He admires beautiful girls wearing pretty shoes and also Times Square before falling down the sewer, has a close shave with oncoming traffic, gets nauseated in an elevator, moves under the carpet to the Starlite Room and moves again where he bumps into a doorway, crawls into a room and comes out all blushed. He looks up at the sign which says Powder Room and runs to the Check Room near the Powder Room he passed. As he tries to fix the top hat he was on, it pops up fast squishing him down and down again before he bounced out of the room. After he fixes his hat, he sees a woman pass by and he jumps on the back of the train dress behind her legs and takes a ride. He almost falls down a drain and gets knocked off by a plant pot handle in the way, gets back up and follows the direction where she went but instead heads toward the table and dangles precariously over the city on an ever-breaking candle. Later, he dances with several placecards (in the form of attractive women).

While dancing, Jerry loses his balance and gets stuck in a champagne bottle which pops him out of the building and he falls all the way to the ground with the help of a sock on a clothesline which becomes his parachute. He lands in a dark alley in a puddle; sneezes and is heard and scared off by an alley full of hungry and vicious cats. He then hurtles across the city on trash cans, one of which hits a fire hydrant and sends him flying through a jewellery shop window, after which he is shot at by the police. As Jerry escapes the city (while nearly being run over by an uptown express train on one of the Interborough Rapid Transit lines in the process), he quickly races over the George Washington Bridge and railroad tracks back to the countryside (having decided that the city life is not for him). There, he finds Tom still asleep (apparently unaware that Jerry was gone). He tears his unread note and kisses Tom, waking him up in the process, before nailing a sign reading "Home Sweet Home" above his mousehole, and entering afterwards.

Production[edit]

  • Directed by: William Hanna and Joseph Barbera
  • Story: William Hanna, Joseph Barbera
  • Animation: Kenneth Muse, Ray Patterson, Irven Spence, Ed Barge
  • Additional Animation: Pete Burness
  • Assistant Animation: Barney Posner
  • Layout: Harvey Eisenberg
  • Background: Robert Gentle
  • Music Direction: Scott Bradley
  • Co-Producer: William Hanna
  • Produced by: Fred Quimby
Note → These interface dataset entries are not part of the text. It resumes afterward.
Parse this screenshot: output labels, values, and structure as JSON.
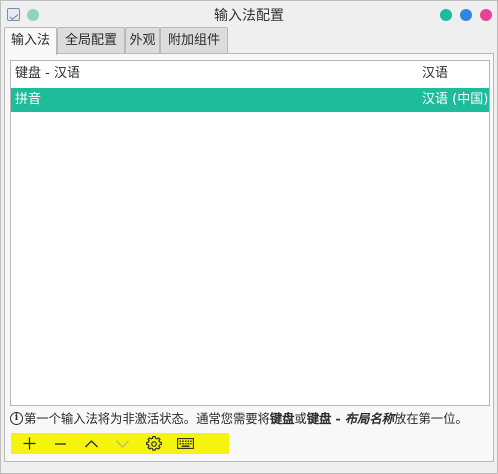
{
  "window": {
    "title": "输入法配置"
  },
  "tabs": [
    {
      "label": "输入法"
    },
    {
      "label": "全局配置"
    },
    {
      "label": "外观"
    },
    {
      "label": "附加组件"
    }
  ],
  "input_methods": [
    {
      "name": "键盘 - 汉语",
      "language": "汉语",
      "selected": false
    },
    {
      "name": "拼音",
      "language": "汉语 (中国)",
      "selected": true
    }
  ],
  "hint": {
    "part1": "第一个输入法将为非激活状态。通常您需要将",
    "bold1": "键盘",
    "part2": "或",
    "bold2": "键盘 - ",
    "italic": "布局名称",
    "part3": "放在第一位。"
  },
  "toolbar": {
    "highlight_color": "#f4f40f",
    "buttons": [
      {
        "icon": "plus-icon",
        "enabled": true
      },
      {
        "icon": "minus-icon",
        "enabled": true
      },
      {
        "icon": "chevron-up-icon",
        "enabled": true
      },
      {
        "icon": "chevron-down-icon",
        "enabled": false
      },
      {
        "icon": "gear-icon",
        "enabled": true
      },
      {
        "icon": "keyboard-icon",
        "enabled": true
      }
    ]
  },
  "colors": {
    "selection": "#1fbc9c",
    "minimize": "#1abc9c",
    "maximize": "#2e86de",
    "close": "#e84393"
  }
}
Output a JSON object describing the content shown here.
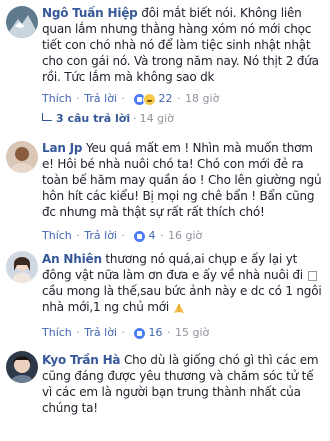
{
  "comments": [
    {
      "name": "Ngô Tuấn Hiệp",
      "text": "đôi mắt biết nói. Không liên quan lắm nhưng thằng hàng xóm nó mới chọc tiết con chó nhà nó để làm tiệc sinh nhật nhật cho con gái nó. Và trong năm nay. Nó thịt 2 đứa rồi. Tức lắm mà không sao dk",
      "like_label": "Thích",
      "reply_label": "Trả lời",
      "reaction_count": "22",
      "time": "18 giờ",
      "replies_label": "3 câu trả lời",
      "replies_time": "14 giờ"
    },
    {
      "name": "Lan Jp",
      "text": "Yeu quá mất em ! Nhìn mà muốn thơm e! Hôi bé nhà nuôi chó ta! Chó con mới đẻ ra toàn bế hăm may quần áo ! Cho lên giường ngủ hôn hít các kiểu! Bị mọi ng chê bẩn ! Bẩn cũng đc nhưng mà thật sự rất rất thích chó!",
      "like_label": "Thích",
      "reply_label": "Trả lời",
      "reaction_count": "4",
      "time": "16 giờ"
    },
    {
      "name": "An Nhiên",
      "text_a": "thương nó quá,ai chụp e ấy lại yt đông vật nữa làm ơn đưa e ấy về nhà nuôi đi",
      "text_b": "cầu mong là thế,sau bức ảnh này e dc có 1 ngôi nhà mới,1 ng chủ mới",
      "like_label": "Thích",
      "reply_label": "Trả lời",
      "reaction_count": "16",
      "time": "15 giờ"
    },
    {
      "name": "Kyo Trần Hà",
      "text": "Cho dù là giống chó gì thì các em cũng đáng được yêu thương và chăm sóc tử tế vì các em là người bạn trung thành nhất của chúng ta!"
    }
  ],
  "colors": {
    "name": "#365899",
    "link": "#4267b2",
    "meta": "#90949c",
    "text": "#1d2129"
  }
}
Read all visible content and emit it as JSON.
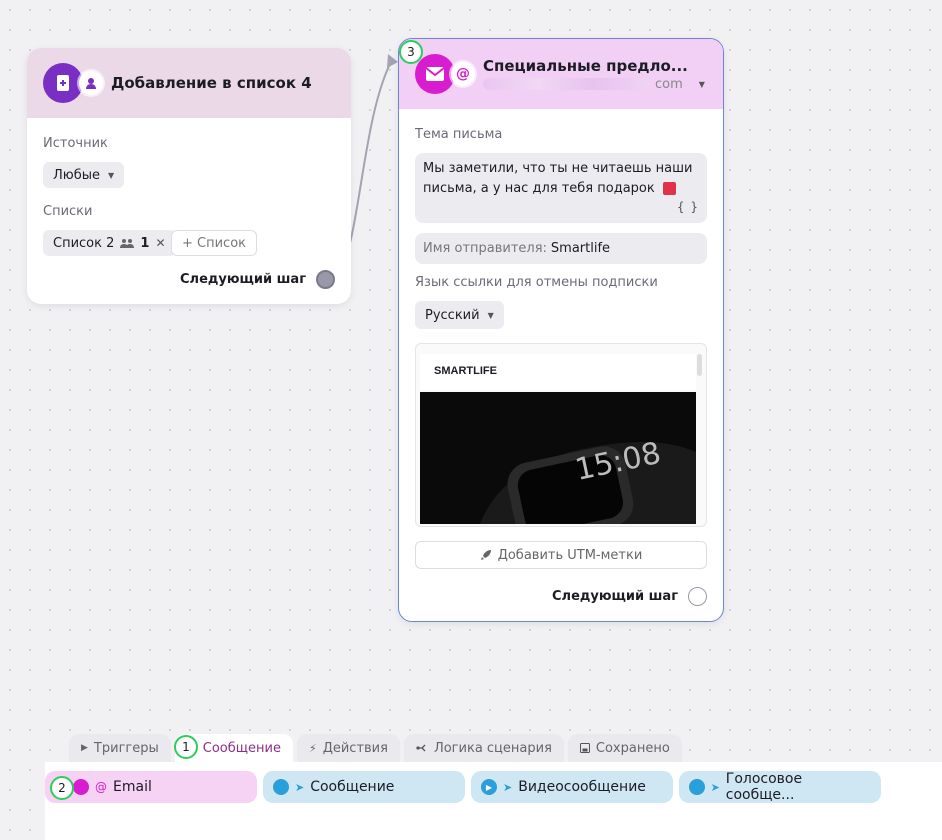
{
  "card_list": {
    "title": "Добавление в список 4",
    "source_label": "Источник",
    "source_value": "Любые",
    "lists_label": "Списки",
    "list_chip_name": "Список 2",
    "list_chip_count": "1",
    "add_list_label": "+ Список",
    "next_step": "Следующий шаг"
  },
  "card_email": {
    "title": "Специальные предло...",
    "sender_suffix": "com",
    "subject_label": "Тема письма",
    "subject_text": "Мы заметили, что ты не читаешь наши письма, а у нас для тебя подарок",
    "var_button": "{ }",
    "sender_name_label": "Имя отправителя:",
    "sender_name_value": "Smartlife",
    "unsub_label": "Язык ссылки для отмены подписки",
    "lang_value": "Русский",
    "preview_brand": "SMARTLIFE",
    "watch_time": "15:08",
    "utm_button": "Добавить UTM-метки",
    "next_step": "Следующий шаг"
  },
  "badges": {
    "one": "1",
    "two": "2",
    "three": "3"
  },
  "tabs": [
    {
      "label": "Триггеры"
    },
    {
      "label": "Сообщение"
    },
    {
      "label": "Действия"
    },
    {
      "label": "Логика сценария"
    },
    {
      "label": "Сохранено"
    }
  ],
  "channels": [
    {
      "label": "Email"
    },
    {
      "label": "Сообщение"
    },
    {
      "label": "Видеосообщение"
    },
    {
      "label": "Голосовое сообще..."
    }
  ],
  "colors": {
    "purple_accent": "#7a2fc4",
    "magenta_accent": "#d81ccf",
    "telegram_blue": "#2a9fd9",
    "badge_green": "#2ecc5a",
    "selected_border": "#6b86d6"
  },
  "icons": {
    "list_card": [
      "add-to-list-icon",
      "user-icon"
    ],
    "email_card": [
      "envelope-icon",
      "at-icon"
    ]
  }
}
Voice cast[edit]

Availability[edit]

DVD:

Blu-ray

External links[edit]